Jonathan and I returned to Pennsylvania at the end of July. Then, in a three-week span, we witnessed the baptism of two brand-new nephews, on opposite sides of this state. (One baby belongs to Jonathan’s sister, and the other baby belongs to my sister.)
I joked to Jonathan that August was the month of turnpike baptisms.
(FYI if you’re not familiar with our family or with Pennsylvania: Jonathan and I live in a suburb of Pittsburgh, in Western PA. The first baptism that we attended was also in Western PA, and thus on the western end of the Pennsylvania Turnpike. The second baptism that we attended was in Eastern PA, and thus on the eastern end of the turnpike.)
For this second baptism, we stayed in Quakertown.
The temperatures during each day of our trip hit the 90’s. We spent our “free” time before and after the baptism enjoying the hotel pool and air conditioning.
Thus, we only explored and photographed one thing: The Quakertown Train Station.
I linked the train station’s official website above so that you don’t have to witness me poorly regurgitate the website. To paraphrase the website, the station was built in 1902. At some point before 1989, the building stopped being used to service rail passengers. In 1989, a fire significantly damaged the building. Non-profit restoration efforts saved and repaired the building. The public can now rent the train station for private events.
The train station sits at an intersection. When we pulled into the train station parking lot, the first thing that I noticed was a classic car with a “for sale” sign at the edge of this parking lot. A mural promoting Quakertown landmarks covered the building on the other side of the intersection. The photo that I took of this car is the first photo in this blog post.

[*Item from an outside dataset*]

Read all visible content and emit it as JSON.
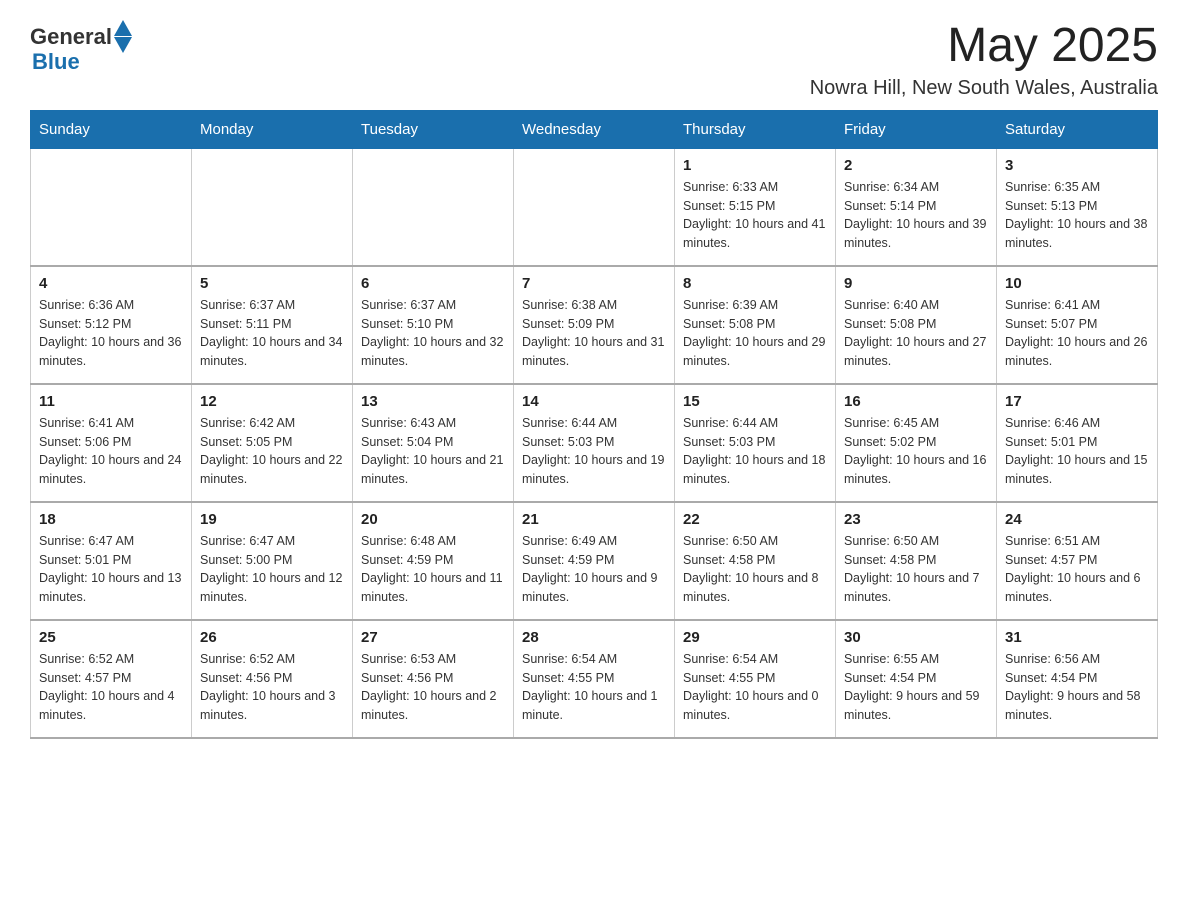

Then, I took the second photo of this blog post. Now, these are the only two photos of this blog post that I took.
Jonathan took this photo of the restored train station:
Now, Jonathan also took these photos of the non-restored freight house next door, as well as the surrounding tracks:
The freight station brought to my mind the Stephen King short story “Willa.”
Here is a hand-operated jib crane for loading freight:
Here are the photos that Jonathan took of the building that housed the Quakertown Traction Company. “Traction” is another word for “trolley.” This building sits across the tracks from the train station and the freight house:
Here is the front facade for the Quakertown Traction Company:
If you would like to see more of Jonathan’s railroad photos, leave me a comment here or on Facebook.